Fortunately, around 2009-10, Starr had begun working out a deal with Wham-O, the toy company behind hula hoops and frisbees, to create an entire line of Tail Devil products. The deal, which would expand Tail Devils to bikes, rollerblades, hockey pucks, scooters, and downhill longboard gloves, was going to be Starr’s way to finally get his sparking toys into the hands of kids around the world.
However, in 2010, Wham-O underwent executive changes, and the new managers scraped a number of upcoming projects, including Tail Devils. At the same time, Starr developed Ménière’s disease, an inner-ear disease that causes incapacitating vertigo and dizziness. The sickness put him out of commission for the next two years, during which time 3 Guys On Fire stopped functioning properly.
After he started to recover, Starr felt like he was the only one able to turn the company around. But the task of building it back up and finding a deal with a different toy company was too daunting, so he let it fizzle out.
“The only reason ours went as far as it did was because I was already in the skateboard industry,” Starr said. “If you were Joe Blow coming into the scene, they would laugh you out of the trade show. But nobody could laugh at me because of who I was.”
sparking trucks (not made by tail devil)
Today, Starr lives in Santa Barbara, California, where among other things he works on archiving surf and skate photos and videos dating back to the early-‘60s. He doesn’t have plans to bring Tail Devils back, although that doesn’t mean others haven’t tried to reignite the spark.
Shortly after launching Tail Devil in the early-2000s, a brand called Torch popped up, selling trucks with sparking plates embedded in the axle. They lasted maybe a year at most, which Starr credited to their heavy design.
For Starr, I think he’s content knowing he was able to take the janky idea of stuffing flint sticks into trucks and make it accessible to everyone. “I would tell people you don’t even need to put [Tail Devils] on a skateboard,” Starr said. “We would stick four or five on a milk crate and skid it downhill. SKRRRR!”
When you think about it, there’s not many ways to improve a skateboard. Rails, copers, risers, “shock pads,” U-bolts, and countless other gimmicks have all tried to make skateboards perform better in one way or another, and they largely fell by the wayside.
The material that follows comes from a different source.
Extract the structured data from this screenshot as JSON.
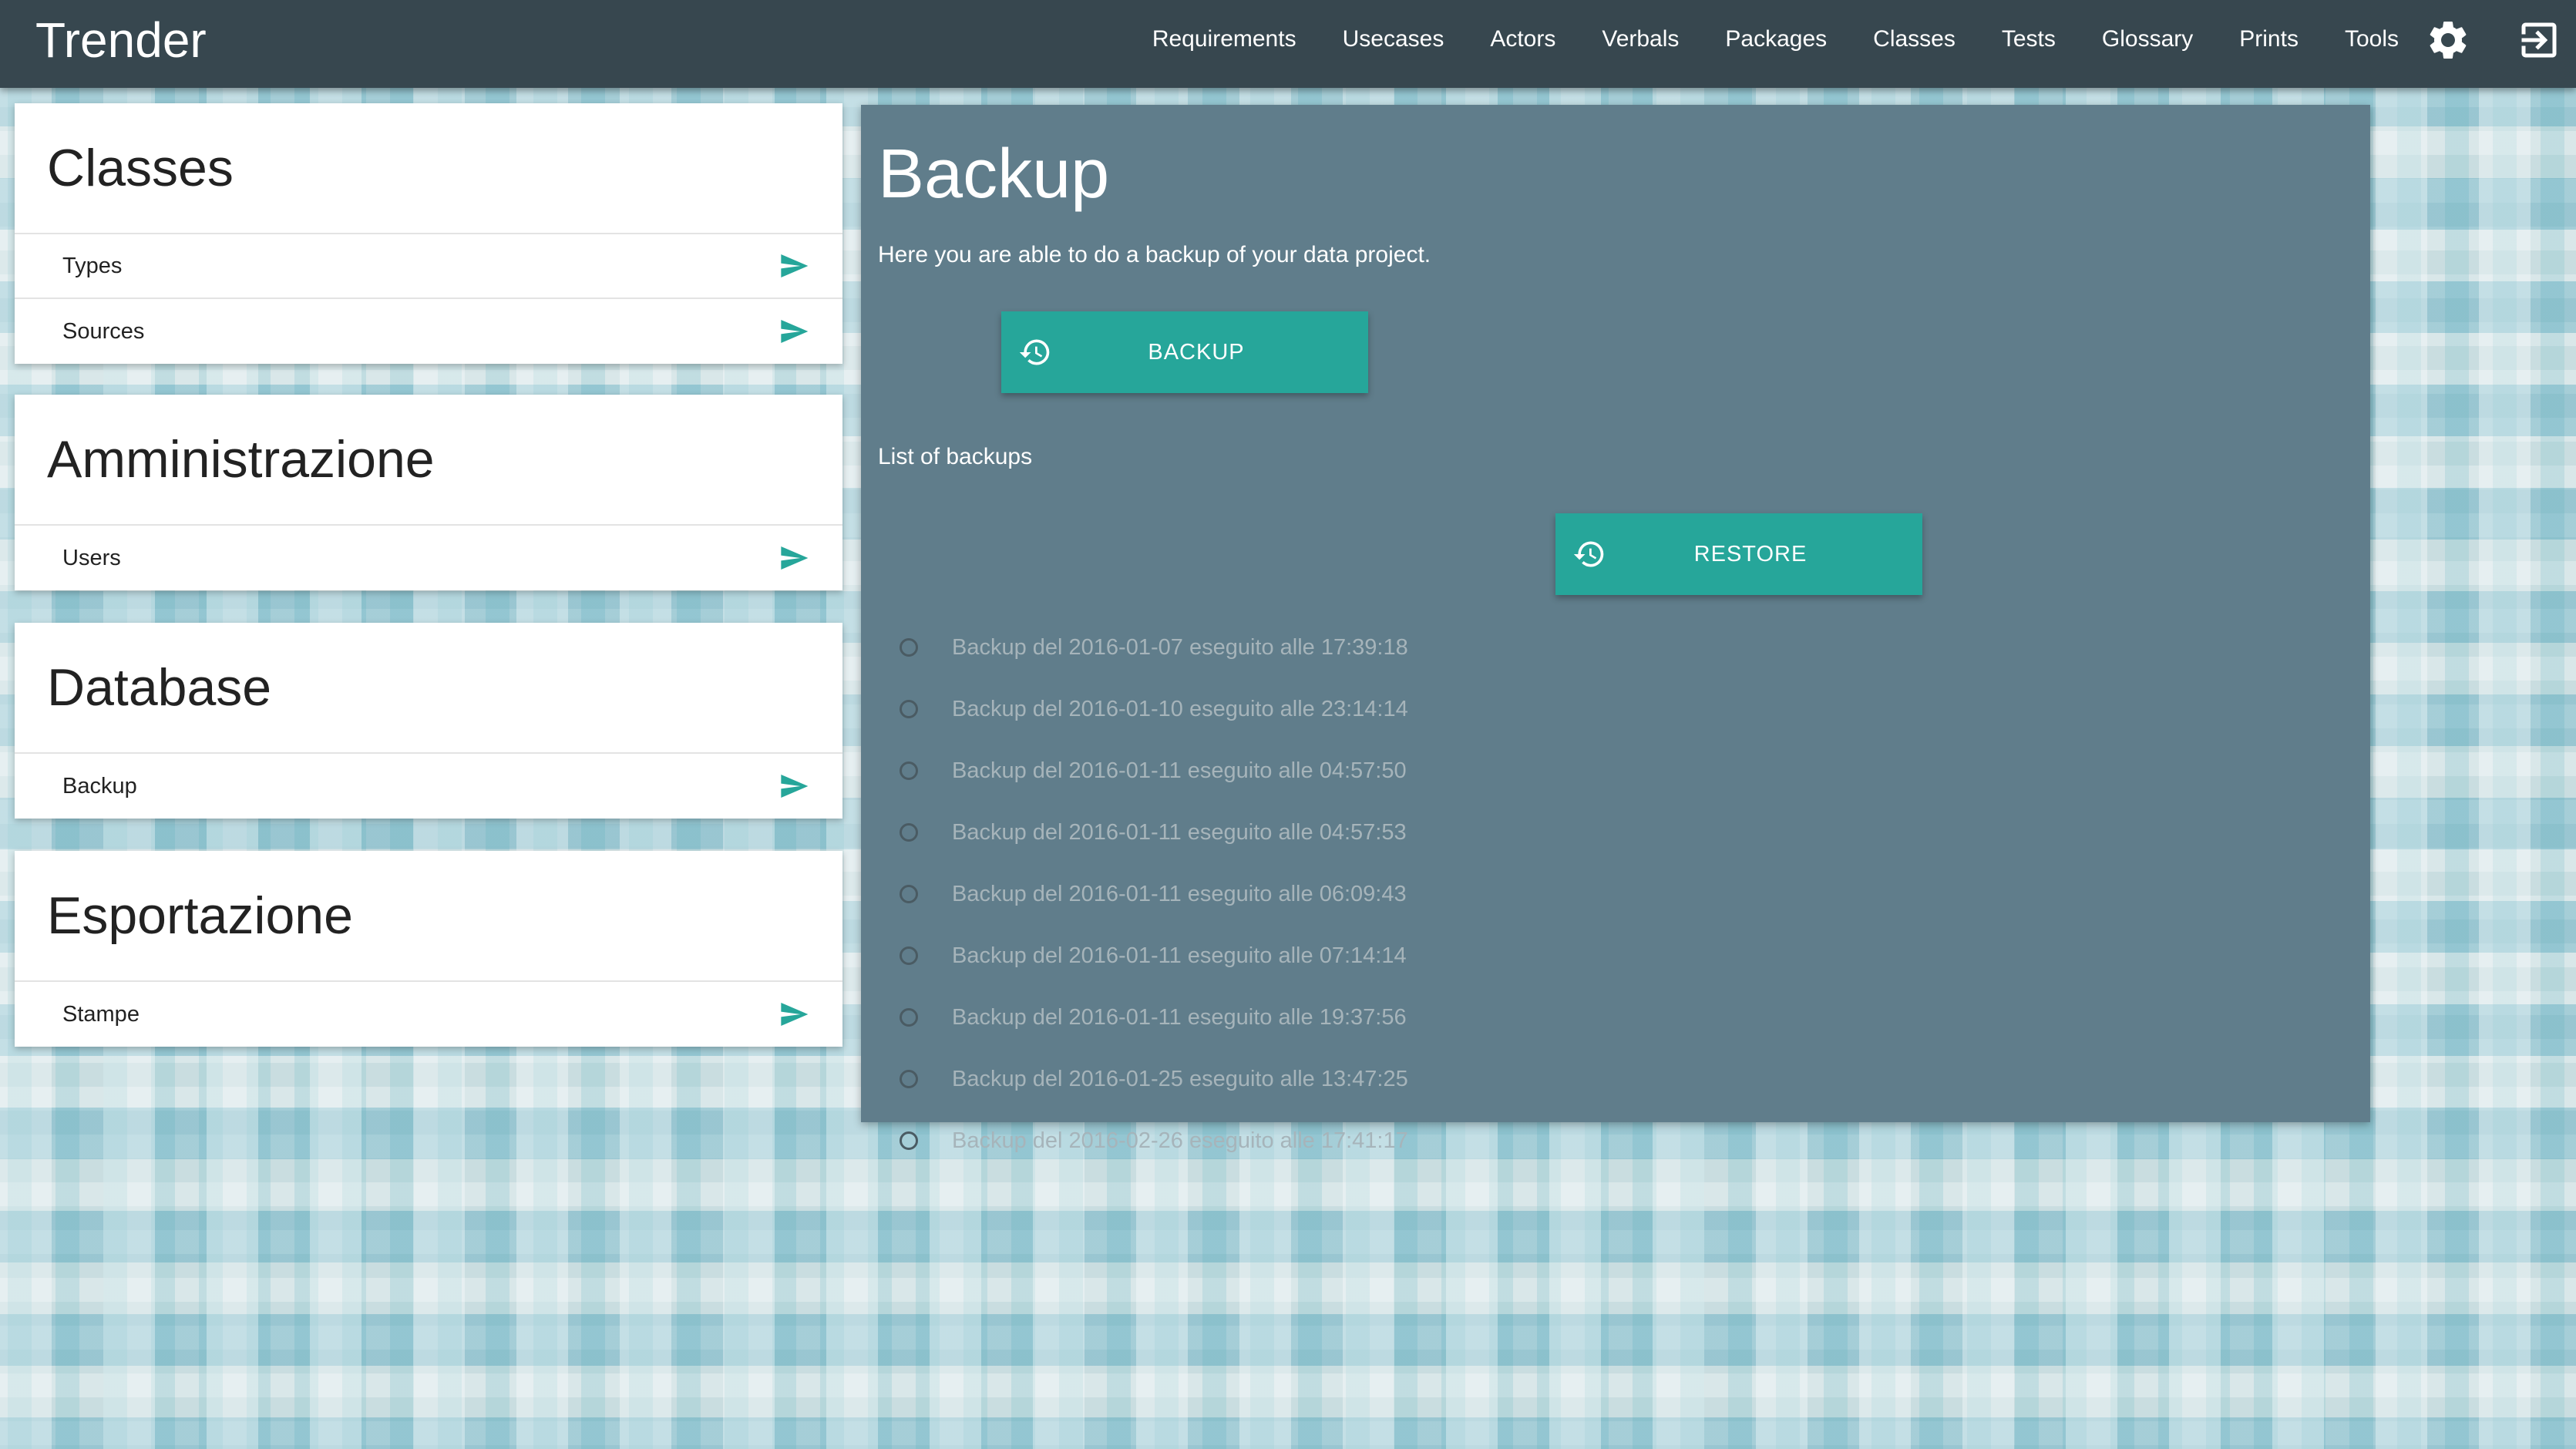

But Tail Devils were a rare invention that simply tried to make skateboards more fun. Sure, they were a gimmick, but at least they were a fun one.